Website and app data records:
────────

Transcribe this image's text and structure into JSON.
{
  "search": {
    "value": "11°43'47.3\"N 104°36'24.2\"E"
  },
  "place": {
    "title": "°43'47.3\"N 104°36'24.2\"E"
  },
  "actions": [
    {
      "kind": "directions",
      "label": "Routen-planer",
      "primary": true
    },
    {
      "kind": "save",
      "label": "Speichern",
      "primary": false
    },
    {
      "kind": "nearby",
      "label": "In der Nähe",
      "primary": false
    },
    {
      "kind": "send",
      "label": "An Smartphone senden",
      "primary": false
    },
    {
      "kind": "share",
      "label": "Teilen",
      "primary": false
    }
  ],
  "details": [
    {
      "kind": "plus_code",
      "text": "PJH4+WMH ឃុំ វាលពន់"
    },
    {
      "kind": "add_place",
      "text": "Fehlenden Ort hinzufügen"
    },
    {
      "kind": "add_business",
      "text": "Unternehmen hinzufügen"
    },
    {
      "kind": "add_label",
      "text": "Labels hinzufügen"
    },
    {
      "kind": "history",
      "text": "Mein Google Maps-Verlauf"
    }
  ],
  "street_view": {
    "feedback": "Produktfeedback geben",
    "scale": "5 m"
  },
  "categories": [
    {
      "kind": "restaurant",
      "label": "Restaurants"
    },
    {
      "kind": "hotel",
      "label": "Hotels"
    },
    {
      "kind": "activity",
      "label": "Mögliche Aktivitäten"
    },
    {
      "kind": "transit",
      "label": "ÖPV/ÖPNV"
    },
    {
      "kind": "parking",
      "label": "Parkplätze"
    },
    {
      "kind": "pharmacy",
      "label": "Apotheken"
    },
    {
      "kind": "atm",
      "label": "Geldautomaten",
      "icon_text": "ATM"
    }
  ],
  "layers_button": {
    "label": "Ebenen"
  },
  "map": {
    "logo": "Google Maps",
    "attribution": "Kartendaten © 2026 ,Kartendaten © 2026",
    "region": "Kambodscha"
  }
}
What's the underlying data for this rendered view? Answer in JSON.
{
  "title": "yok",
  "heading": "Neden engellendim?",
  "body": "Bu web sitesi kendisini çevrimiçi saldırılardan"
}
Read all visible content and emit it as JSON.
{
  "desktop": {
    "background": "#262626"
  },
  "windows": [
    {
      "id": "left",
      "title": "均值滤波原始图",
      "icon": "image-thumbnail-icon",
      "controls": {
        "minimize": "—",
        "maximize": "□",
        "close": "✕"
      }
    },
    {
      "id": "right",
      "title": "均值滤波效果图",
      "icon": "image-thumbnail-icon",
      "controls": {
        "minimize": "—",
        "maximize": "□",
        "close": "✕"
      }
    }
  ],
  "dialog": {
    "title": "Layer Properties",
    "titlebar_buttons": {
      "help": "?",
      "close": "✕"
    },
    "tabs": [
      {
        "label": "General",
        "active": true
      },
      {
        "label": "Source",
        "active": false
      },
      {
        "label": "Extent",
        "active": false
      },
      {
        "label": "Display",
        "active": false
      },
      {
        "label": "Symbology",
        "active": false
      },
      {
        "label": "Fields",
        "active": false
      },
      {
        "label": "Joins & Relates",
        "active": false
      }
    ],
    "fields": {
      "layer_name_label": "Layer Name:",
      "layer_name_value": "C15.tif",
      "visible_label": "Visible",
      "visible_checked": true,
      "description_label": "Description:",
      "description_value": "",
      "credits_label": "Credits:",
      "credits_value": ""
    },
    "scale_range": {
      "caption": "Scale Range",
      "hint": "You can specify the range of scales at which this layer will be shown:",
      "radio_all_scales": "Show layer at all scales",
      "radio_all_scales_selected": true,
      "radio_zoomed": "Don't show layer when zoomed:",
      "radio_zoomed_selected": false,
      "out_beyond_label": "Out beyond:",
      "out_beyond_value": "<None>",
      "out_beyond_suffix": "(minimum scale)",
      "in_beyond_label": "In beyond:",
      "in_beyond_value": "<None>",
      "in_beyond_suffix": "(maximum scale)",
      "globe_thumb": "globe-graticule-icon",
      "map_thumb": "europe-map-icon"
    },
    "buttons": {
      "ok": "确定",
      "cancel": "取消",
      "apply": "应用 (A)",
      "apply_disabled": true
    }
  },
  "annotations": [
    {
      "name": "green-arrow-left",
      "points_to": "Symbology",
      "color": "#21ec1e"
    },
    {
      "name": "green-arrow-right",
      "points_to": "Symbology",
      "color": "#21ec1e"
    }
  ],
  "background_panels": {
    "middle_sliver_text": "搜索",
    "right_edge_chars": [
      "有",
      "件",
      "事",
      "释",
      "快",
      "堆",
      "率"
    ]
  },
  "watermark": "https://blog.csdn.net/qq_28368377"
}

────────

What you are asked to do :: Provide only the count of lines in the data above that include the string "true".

Response to the task :: 5